Although Keen doesn’t discuss this point, Jakob Nielsen’s analysis of ‘Participation Inequality on the Web’ is pertinent here. As Nielsen notes, on Wikipedia 0.003% of users contribute two thirds of the content, with a further 0.2% contributing something and 99.8% who just use the information. Blogs are supposed to have a 95-5-0.1 (95% just read, 5% post infrequently, 0.1% post regularly). In Blogs, this posting inequality is enhanced by readership inequalities on the Web (power laws are influencing this domain, too – top blogs are read by far more people).

This aspect of access and influence means that the use of the word ‘democratisation’ is a misnomer to quite an extent. If anything, it is a weird laissez-faire democracy, where a few plutocrats rule. Not a democracy of the type that I’d like to live in.

The Cult of the Amateur – worth reading

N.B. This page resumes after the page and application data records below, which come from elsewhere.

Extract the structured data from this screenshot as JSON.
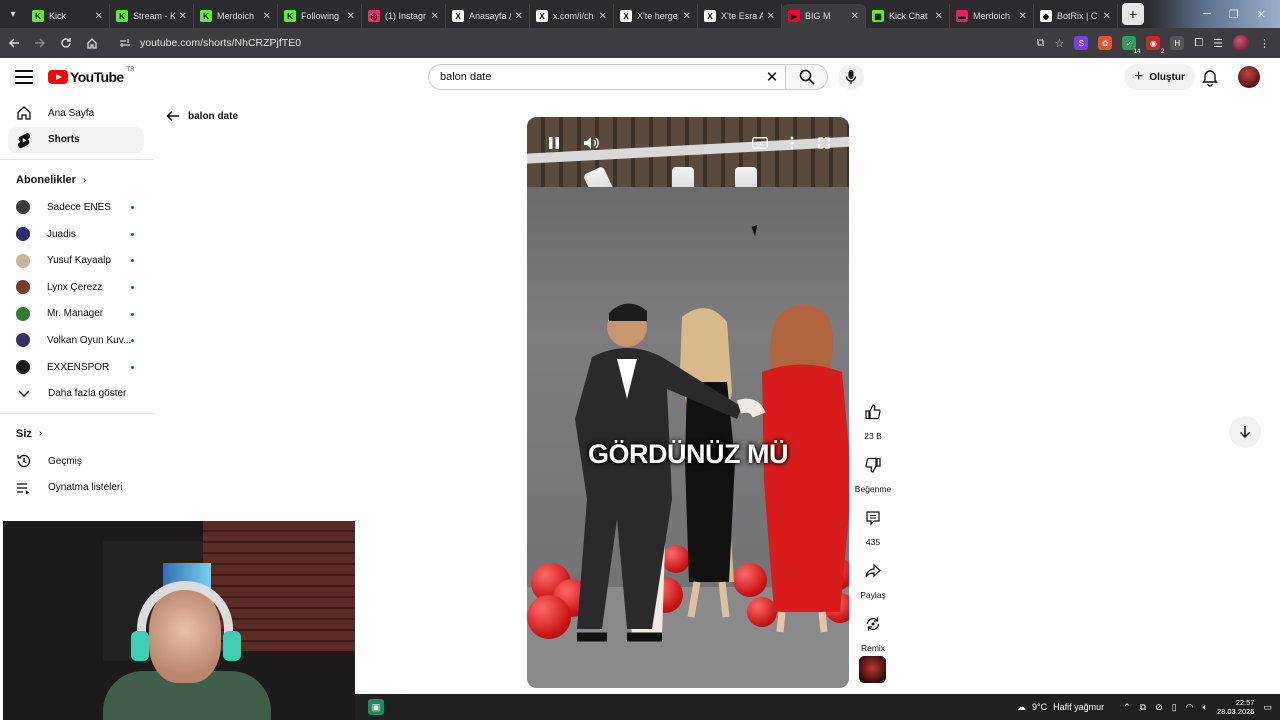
{
  "browser": {
    "tabs": [
      {
        "title": "Kick",
        "favicon": "kick-icon",
        "color": "#53fc18",
        "glyph": "K"
      },
      {
        "title": "Stream - K",
        "favicon": "kick-icon",
        "color": "#53fc18",
        "glyph": "K"
      },
      {
        "title": "Merdoich",
        "favicon": "kick-icon",
        "color": "#53fc18",
        "glyph": "K"
      },
      {
        "title": "Following",
        "favicon": "kick-icon",
        "color": "#53fc18",
        "glyph": "K"
      },
      {
        "title": "(1) Instagr",
        "favicon": "instagram-icon",
        "color": "#e1306c",
        "glyph": "◎"
      },
      {
        "title": "Anasayfa /",
        "favicon": "x-icon",
        "color": "#ffffff",
        "glyph": "X"
      },
      {
        "title": "x.com/i/ch",
        "favicon": "x-icon",
        "color": "#ffffff",
        "glyph": "X"
      },
      {
        "title": "X'te herge",
        "favicon": "x-icon",
        "color": "#ffffff",
        "glyph": "X"
      },
      {
        "title": "X'te Esra A",
        "favicon": "x-icon",
        "color": "#ffffff",
        "glyph": "X"
      },
      {
        "title": "BIG M",
        "favicon": "youtube-icon",
        "color": "#ff0033",
        "glyph": "▶",
        "active": true
      },
      {
        "title": "Kick Chat",
        "favicon": "kick-chat-icon",
        "color": "#53fc18",
        "glyph": "▦"
      },
      {
        "title": "Merdoich",
        "favicon": "kick-chat-icon",
        "color": "#e0245e",
        "glyph": "▬"
      },
      {
        "title": "BotRix | C",
        "favicon": "botrix-icon",
        "color": "#ffffff",
        "glyph": "◆"
      }
    ],
    "url": "youtube.com/shorts/NhCRZPjfTE0"
  },
  "header": {
    "logo_text": "YouTube",
    "country": "TR",
    "search_value": "balon date",
    "create_label": "Oluştur"
  },
  "guide": {
    "main": [
      {
        "label": "Ana Sayfa",
        "icon": "home-icon"
      },
      {
        "label": "Shorts",
        "icon": "shorts-icon",
        "selected": true
      }
    ],
    "subscriptions_title": "Abonelikler",
    "subscriptions": [
      {
        "label": "Sadece ENES",
        "color": "#3b3b3b"
      },
      {
        "label": "Juadis",
        "color": "#2d2b6e"
      },
      {
        "label": "Yusuf Kayaalp",
        "color": "#c7b49a"
      },
      {
        "label": "Lynx Çerezz",
        "color": "#7a3a2a"
      },
      {
        "label": "Mr. Manager",
        "color": "#2e7d32"
      },
      {
        "label": "Volkan Oyun Kuv...",
        "color": "#3a2f6b"
      },
      {
        "label": "EXXENSPOR",
        "color": "#1a1a1a"
      }
    ],
    "show_more": "Daha fazla göster",
    "you_title": "Siz",
    "you_items": [
      {
        "label": "Geçmiş",
        "icon": "history-icon"
      },
      {
        "label": "Oynatma listeleri",
        "icon": "playlists-icon"
      }
    ]
  },
  "main": {
    "back_query": "balon date",
    "overlay_text": "GÖRDÜNÜZ MÜ"
  },
  "actions": {
    "like_count": "23 B",
    "dislike_label": "Beğenme",
    "comment_count": "435",
    "share_label": "Paylaş",
    "remix_label": "Remix"
  },
  "taskbar": {
    "temperature": "9°C",
    "weather_text": "Hafif yağmur",
    "time": "22:57",
    "date": "28.03.2026"
  }
}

I have just finished reading Andrew Keen’s The Cult of the Amateur, which, together with Paulina Borsook’s Cyberselfish, provides quite a good antidote to the overexcitement of The Long Tail, Wikinomics and a whole range publications about Web 2.0 that marvel in the ‘democratisation’ capacity of technology. Even if Keen’s and Borsook’s books are seen as dystopian (and in my opinion they are not), I think that through their popularity these critical analyses of current online culture are very valuable in encouraging reflection on how technology influences society.

The need for a critical reflection on technology and society stems from the fact that most of society seems to accept the ‘common-sense’ perspective that technology is a human activity which is neutral and ‘value-free’ (values here in the meaning of guiding principles in life) – that it can be used for good ends or bad ones, but by itself it does not encapsulate any values internally.

In contrast, I personally prefer Andrew Feenberg’s analysis in Questioning Technology and Transforming Technology where he suggests that a more complete attitude towards technology must accept that technology encapsulates certain values and that these values should be taken into account when we evaluate the impact of new technologies on our life.

In Feenberg’s terms, we should not separate means from ends and should understand how certain cultural values influence technological projects and end up integrated in them. For example, Wikipedia’s decision to ‘level the playing field’ so experts do not have any more authority in editing content than other contributors should be seen as a an important value judgment, suggesting that expertise is not important or significant or that experts cannot be trusted. Such a point of view does have an impact on a tool that it widely used and therefore influences society.